Provided entries:
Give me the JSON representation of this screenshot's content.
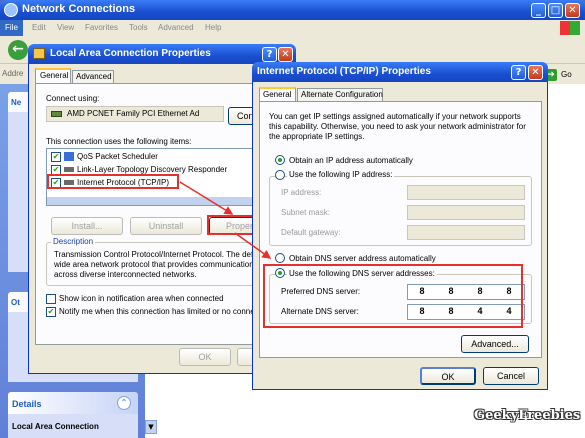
{
  "main_window": {
    "title": "Network Connections",
    "menu": [
      "File",
      "Edit",
      "View",
      "Favorites",
      "Tools",
      "Advanced",
      "Help"
    ],
    "address_label": "Addre",
    "go_label": "Go",
    "sidebar_net_header": "Ne",
    "sidebar_ot_header": "Ot",
    "details_header": "Details",
    "details_item": "Local Area Connection"
  },
  "lac_dialog": {
    "title": "Local Area Connection Properties",
    "help_glyph": "?",
    "tabs": [
      "General",
      "Advanced"
    ],
    "connect_using_label": "Connect using:",
    "adapter_name": "AMD PCNET Family PCI Ethernet Ad",
    "configure_label": "Configu",
    "items_label": "This connection uses the following items:",
    "items": [
      "QoS Packet Scheduler",
      "Link-Layer Topology Discovery Responder",
      "Internet Protocol (TCP/IP)"
    ],
    "install_label": "Install...",
    "uninstall_label": "Uninstall",
    "properties_label": "Properti",
    "description_label": "Description",
    "description_lines": [
      "Transmission Control Protocol/Internet Protocol. The defa",
      "wide area network protocol that provides communication",
      "across diverse interconnected networks."
    ],
    "show_icon_label": "Show icon in notification area when connected",
    "notify_label": "Notify me when this connection has limited or no connec",
    "ok_label": "OK"
  },
  "tcp_dialog": {
    "title": "Internet Protocol (TCP/IP) Properties",
    "help_glyph": "?",
    "tabs": [
      "General",
      "Alternate Configuration"
    ],
    "intro_lines": [
      "You can get IP settings assigned automatically if your network supports",
      "this capability. Otherwise, you need to ask your network administrator for",
      "the appropriate IP settings."
    ],
    "obtain_ip_auto": "Obtain an IP address automatically",
    "use_following_ip": "Use the following IP address:",
    "ip_address_label": "IP address:",
    "subnet_mask_label": "Subnet mask:",
    "gateway_label": "Default gateway:",
    "obtain_dns_auto": "Obtain DNS server address automatically",
    "use_following_dns": "Use the following DNS server addresses:",
    "preferred_dns_label": "Preferred DNS server:",
    "preferred_dns": [
      "8",
      "8",
      "8",
      "8"
    ],
    "alternate_dns_label": "Alternate DNS server:",
    "alternate_dns": [
      "8",
      "8",
      "4",
      "4"
    ],
    "advanced_label": "Advanced...",
    "ok_label": "OK",
    "cancel_label": "Cancel"
  },
  "watermark": "GeekyFreebies",
  "colors": {
    "title_blue": "#245edb",
    "highlight_red": "#e8302a",
    "dialog_bg": "#ece9d8"
  }
}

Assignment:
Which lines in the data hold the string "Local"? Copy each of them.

Exercise solution:
    "details_item": "Local Area Connection"
    "title": "Local Area Connection Properties",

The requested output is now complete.